Almost 150 people learned Monday that they are losing their jobs at Hanford in the first round of layoffs linked to the end of federal economic stimulus money.
Mission Support Alliance notified all 68 employees who had applied for a voluntary layoff that their applications had been accepted.
But the Hanford contractor, which provides support services for the nuclear reservation, had been prepared to accept up to 200 voluntary layoff applications, said spokeswoman Deanna Smith.
To help make up the difference, it notified 76 employees that they also would be laid off. All 144 employees will leave their jobs at month's end.
Hanford staffed up when it received $1.96 billion in American Recovery and Reinvestment Act money starting in spring 2009 to supplement annual budgets of about $2 billion. Most of the one-time money is expected to be spent by Sept. 30.
Although Mission Support Alliance received none of the economic stimulus money directly, it increased staff to support other contractors, including hiring and providing training and information technology services.
It expects to cut its staff by 300 by the end of September. A second request for employees who want to leave voluntarily is planned in May.
In addition, CH2M Hill Plateau Remediation Co., which received $1.3 billion of the Hanford economic stimulus money, expects to cut 1,350 jobs through a combination of voluntary and involuntary layoffs.
The central Hanford cleanup contractor told employees in January that they could volunteer for layoffs during a 21-day period starting in late May. Jobs are expected to be cut in July, August and September.
The Mission Support Alliance employees who received layoff notices Monday included a broad range of management, administration, professional and organized labor employees, Smith said.
Employees will receive one week's severance pay for every year worked, up to 20 years. In addition, workers may elect continued medical coverage under a DOE program for displaced workers.
Mission Support Alliance is working with WorkSource Columbia Basin to help workers find new jobs. DOE also has arranged for a virtual worker transition center, which will offer computerized job search services nationwide to environmental cleanup workers.

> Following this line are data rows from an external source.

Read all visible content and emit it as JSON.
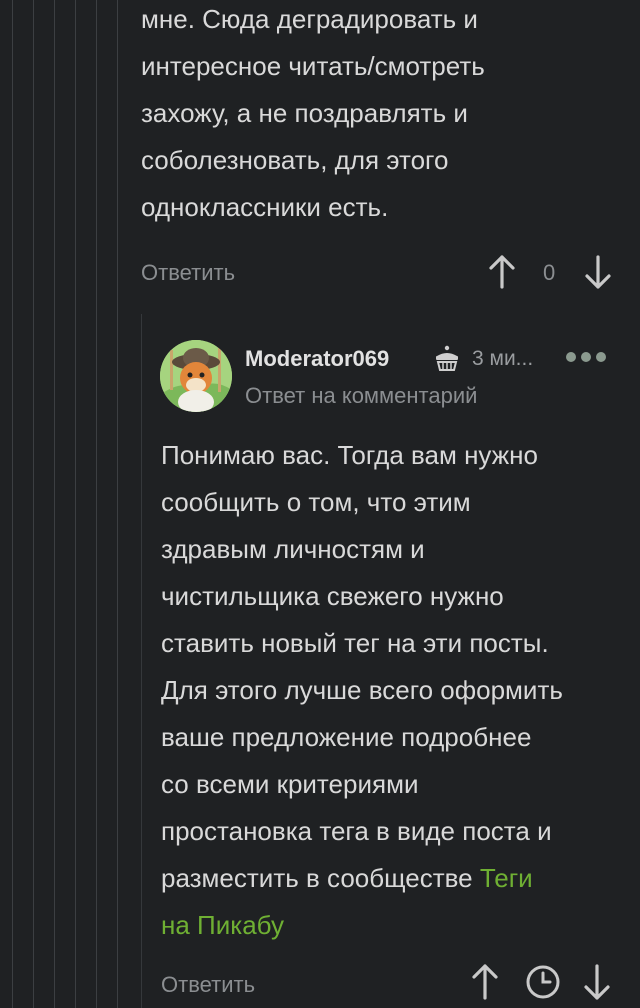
{
  "comment1": {
    "lines": [
      "мне. Сюда деградировать и",
      "интересное читать/смотреть",
      "захожу, а не поздравлять и",
      "соболезновать, для этого",
      "одноклассники есть."
    ],
    "reply_label": "Ответить",
    "vote_count": "0"
  },
  "comment2": {
    "author": "Moderator069",
    "time": "3 ми...",
    "subtitle": "Ответ на комментарий",
    "lines": [
      "Понимаю вас. Тогда вам нужно",
      "сообщить о том, что этим",
      "здравым личностям и",
      "чистильщика свежего нужно",
      "ставить новый тег на эти посты.",
      "Для этого лучше всего оформить",
      "ваше предложение подробнее",
      "со всеми критериями",
      "простановка тега в виде поста и"
    ],
    "line_before_link": "разместить в сообществе ",
    "link_part1": "Теги",
    "link_part2": "на Пикабу",
    "reply_label": "Ответить"
  },
  "colors": {
    "background": "#1f2123",
    "text": "#d9d9d9",
    "muted": "#8b8e91",
    "link": "#6fb033"
  },
  "icons": [
    "arrow-up-icon",
    "arrow-down-icon",
    "cake-icon",
    "more-dots-icon",
    "clock-icon"
  ]
}
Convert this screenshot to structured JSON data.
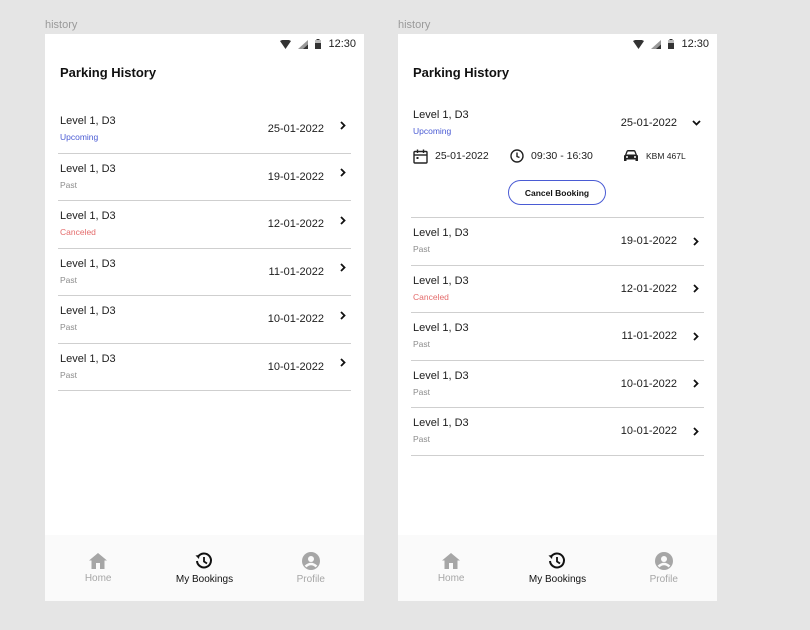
{
  "frames": [
    {
      "label": "history",
      "status": {
        "time": "12:30"
      },
      "title": "Parking History",
      "expanded": null,
      "rows": [
        {
          "location": "Level 1, D3",
          "status": "Upcoming",
          "kind": "upcoming",
          "date": "25-01-2022"
        },
        {
          "location": "Level 1, D3",
          "status": "Past",
          "kind": "past",
          "date": "19-01-2022"
        },
        {
          "location": "Level 1, D3",
          "status": "Canceled",
          "kind": "canceled",
          "date": "12-01-2022"
        },
        {
          "location": "Level 1, D3",
          "status": "Past",
          "kind": "past",
          "date": "11-01-2022"
        },
        {
          "location": "Level 1, D3",
          "status": "Past",
          "kind": "past",
          "date": "10-01-2022"
        },
        {
          "location": "Level 1, D3",
          "status": "Past",
          "kind": "past",
          "date": "10-01-2022"
        }
      ],
      "nav": [
        {
          "label": "Home",
          "icon": "home-icon",
          "active": false
        },
        {
          "label": "My Bookings",
          "icon": "history-icon",
          "active": true
        },
        {
          "label": "Profile",
          "icon": "profile-icon",
          "active": false
        }
      ]
    },
    {
      "label": "history",
      "status": {
        "time": "12:30"
      },
      "title": "Parking History",
      "expanded": {
        "location": "Level 1, D3",
        "status": "Upcoming",
        "date": "25-01-2022",
        "detail_date": "25-01-2022",
        "detail_time": "09:30 - 16:30",
        "detail_plate": "KBM 467L",
        "cancel_label": "Cancel Booking"
      },
      "rows": [
        {
          "location": "Level 1, D3",
          "status": "Past",
          "kind": "past",
          "date": "19-01-2022"
        },
        {
          "location": "Level 1, D3",
          "status": "Canceled",
          "kind": "canceled",
          "date": "12-01-2022"
        },
        {
          "location": "Level 1, D3",
          "status": "Past",
          "kind": "past",
          "date": "11-01-2022"
        },
        {
          "location": "Level 1, D3",
          "status": "Past",
          "kind": "past",
          "date": "10-01-2022"
        },
        {
          "location": "Level 1, D3",
          "status": "Past",
          "kind": "past",
          "date": "10-01-2022"
        }
      ],
      "nav": [
        {
          "label": "Home",
          "icon": "home-icon",
          "active": false
        },
        {
          "label": "My Bookings",
          "icon": "history-icon",
          "active": true
        },
        {
          "label": "Profile",
          "icon": "profile-icon",
          "active": false
        }
      ]
    }
  ],
  "colors": {
    "accent": "#4a5bd4",
    "canceled": "#e46c6c",
    "muted": "#8c8c8c"
  }
}
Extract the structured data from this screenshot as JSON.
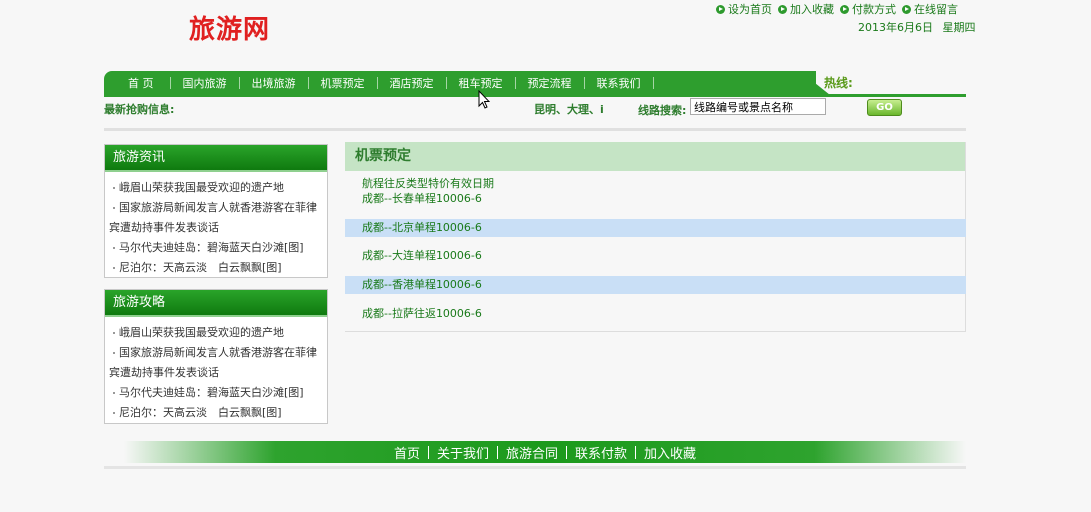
{
  "header": {
    "logo": "旅游网",
    "top_links": [
      "设为首页",
      "加入收藏",
      "付款方式",
      "在线留言"
    ],
    "date": "2013年6月6日",
    "weekday": "星期四"
  },
  "nav": {
    "items": [
      "首 页",
      "国内旅游",
      "出境旅游",
      "机票预定",
      "酒店预定",
      "租车预定",
      "预定流程",
      "联系我们"
    ],
    "hotline_label": "热线:"
  },
  "bar": {
    "deals_label": "最新抢购信息:",
    "destinations": "昆明、大理、i",
    "search_label": "线路搜索:",
    "search_value": "线路编号或景点名称",
    "go_label": "GO"
  },
  "sidebar": {
    "news": {
      "title": "旅游资讯",
      "items": [
        "峨眉山荣获我国最受欢迎的遗产地",
        "国家旅游局新闻发言人就香港游客在菲律",
        "宾遭劫持事件发表谈话",
        "马尔代夫迪娃岛：碧海蓝天白沙滩[图]",
        "尼泊尔：天高云淡　白云飘飘[图]"
      ]
    },
    "guide": {
      "title": "旅游攻略",
      "items": [
        "峨眉山荣获我国最受欢迎的遗产地",
        "国家旅游局新闻发言人就香港游客在菲律",
        "宾遭劫持事件发表谈话",
        "马尔代夫迪娃岛：碧海蓝天白沙滩[图]",
        "尼泊尔：天高云淡　白云飘飘[图]"
      ]
    }
  },
  "main": {
    "title": "机票预定",
    "columns": "航程往反类型特价有效日期",
    "flights": [
      "成都--长春单程10006-6",
      "成都--北京单程10006-6",
      "成都--大连单程10006-6",
      "成都--香港单程10006-6",
      "成都--拉萨往返10006-6"
    ]
  },
  "footer": {
    "links": [
      "首页",
      "关于我们",
      "旅游合同",
      "联系付款",
      "加入收藏"
    ]
  },
  "colors": {
    "brand_green": "#2e9e2e",
    "logo_red": "#e02020",
    "highlight_row": "#c9dff6"
  }
}
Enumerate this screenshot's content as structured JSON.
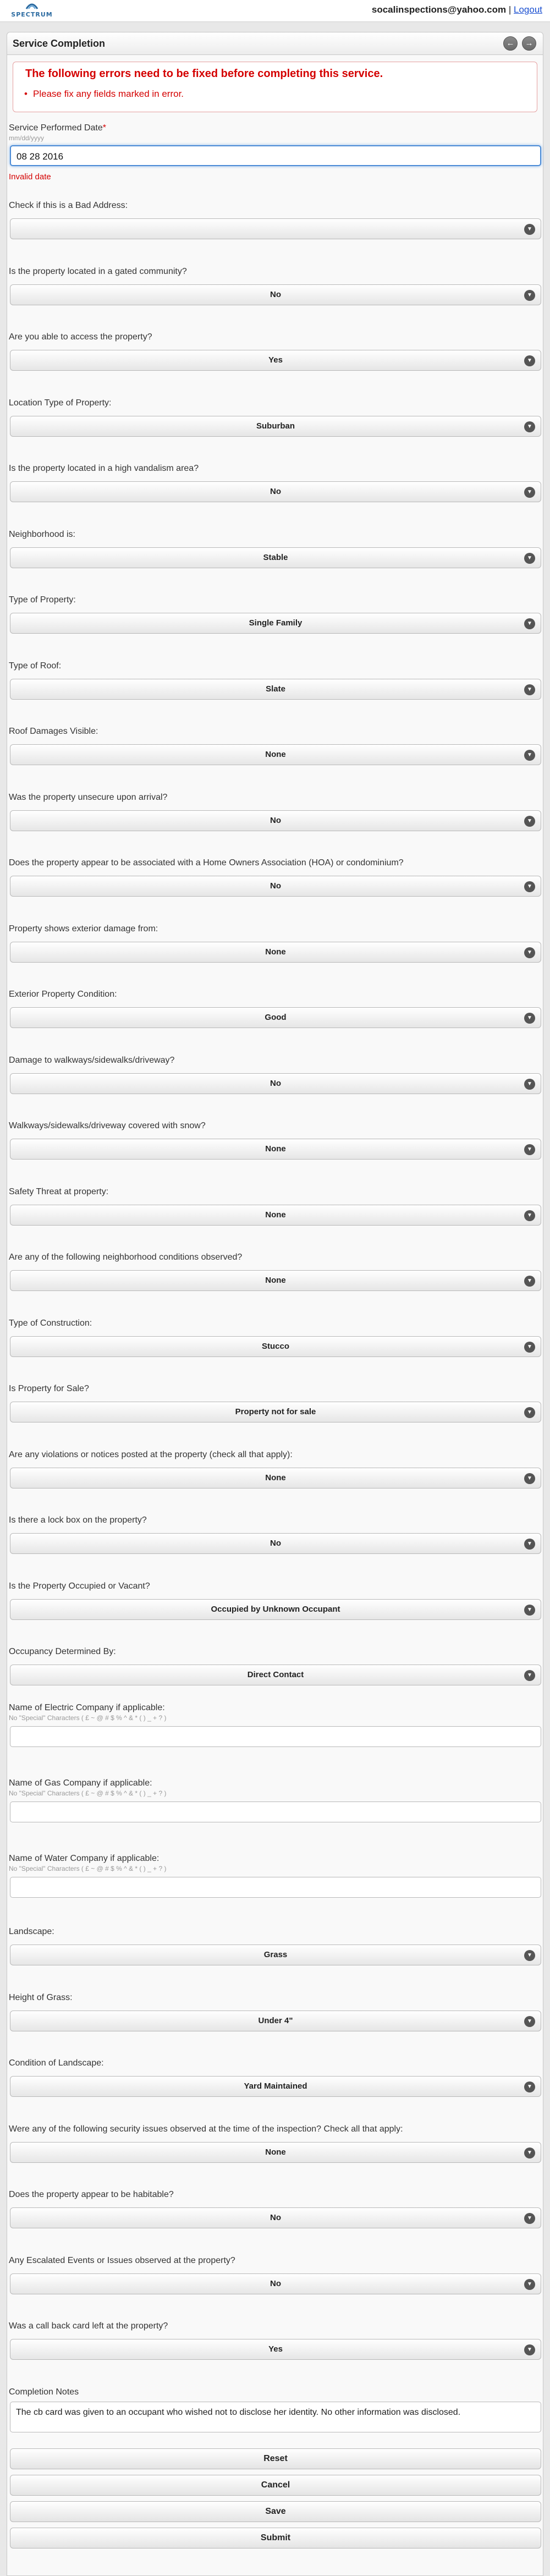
{
  "top": {
    "logo_text": "SPECTRUM",
    "email": "socalinspections@yahoo.com",
    "logout": "Logout"
  },
  "header": {
    "title": "Service Completion",
    "back_icon": "back-arrow-icon",
    "home_icon": "forward-arrow-icon"
  },
  "errors": {
    "title": "The following errors need to be fixed before completing this service.",
    "item": "Please fix any fields marked in error."
  },
  "service_date": {
    "label": "Service Performed Date",
    "hint": "mm/dd/yyyy",
    "value": "08 28 2016",
    "error": "Invalid date"
  },
  "questions": [
    {
      "label": "Check if this is a Bad Address:",
      "value": ""
    },
    {
      "label": "Is the property located in a gated community?",
      "value": "No"
    },
    {
      "label": "Are you able to access the property?",
      "value": "Yes"
    },
    {
      "label": "Location Type of Property:",
      "value": "Suburban"
    },
    {
      "label": "Is the property located in a high vandalism area?",
      "value": "No"
    },
    {
      "label": "Neighborhood is:",
      "value": "Stable"
    },
    {
      "label": "Type of Property:",
      "value": "Single Family"
    },
    {
      "label": "Type of Roof:",
      "value": "Slate"
    },
    {
      "label": "Roof Damages Visible:",
      "value": "None"
    },
    {
      "label": "Was the property unsecure upon arrival?",
      "value": "No"
    },
    {
      "label": "Does the property appear to be associated with a Home Owners Association (HOA) or condominium?",
      "value": "No"
    },
    {
      "label": "Property shows exterior damage from:",
      "value": "None"
    },
    {
      "label": "Exterior Property Condition:",
      "value": "Good"
    },
    {
      "label": "Damage to walkways/sidewalks/driveway?",
      "value": "No"
    },
    {
      "label": "Walkways/sidewalks/driveway covered with snow?",
      "value": "None"
    },
    {
      "label": "Safety Threat at property:",
      "value": "None"
    },
    {
      "label": "Are any of the following neighborhood conditions observed?",
      "value": "None"
    },
    {
      "label": "Type of Construction:",
      "value": "Stucco"
    },
    {
      "label": "Is Property for Sale?",
      "value": "Property not for sale"
    },
    {
      "label": "Are any violations or notices posted at the property (check all that apply):",
      "value": "None"
    },
    {
      "label": "Is there a lock box on the property?",
      "value": "No"
    },
    {
      "label": "Is the Property Occupied or Vacant?",
      "value": "Occupied by Unknown Occupant"
    },
    {
      "label": "Occupancy Determined By:",
      "value": "Direct Contact"
    }
  ],
  "companies": [
    {
      "label": "Name of Electric Company if applicable:",
      "hint": "No \"Special\" Characters ( £ ~ @ # $ % ^ & * ( ) _ + ? )",
      "value": ""
    },
    {
      "label": "Name of Gas Company if applicable:",
      "hint": "No \"Special\" Characters ( £ ~ @ # $ % ^ & * ( ) _ + ? )",
      "value": ""
    },
    {
      "label": "Name of Water Company if applicable:",
      "hint": "No \"Special\" Characters ( £ ~ @ # $ % ^ & * ( ) _ + ? )",
      "value": ""
    }
  ],
  "questions2": [
    {
      "label": "Landscape:",
      "value": "Grass"
    },
    {
      "label": "Height of Grass:",
      "value": "Under 4\""
    },
    {
      "label": "Condition of Landscape:",
      "value": "Yard Maintained"
    },
    {
      "label": "Were any of the following security issues observed at the time of the inspection? Check all that apply:",
      "value": "None"
    },
    {
      "label": "Does the property appear to be habitable?",
      "value": "No"
    },
    {
      "label": "Any Escalated Events or Issues observed at the property?",
      "value": "No"
    },
    {
      "label": "Was a call back card left at the property?",
      "value": "Yes"
    }
  ],
  "notes": {
    "label": "Completion Notes",
    "value": "The cb card was given to an occupant who wished not to disclose her identity.  No other information was disclosed."
  },
  "buttons": {
    "reset": "Reset",
    "cancel": "Cancel",
    "save": "Save",
    "submit": "Submit"
  }
}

An early retirement program had been proposed for Hanford contractor employees, but DOE did not approve it, finding it too costly.
-- Annette Cary: 582-1533; firstname.lastname@example.org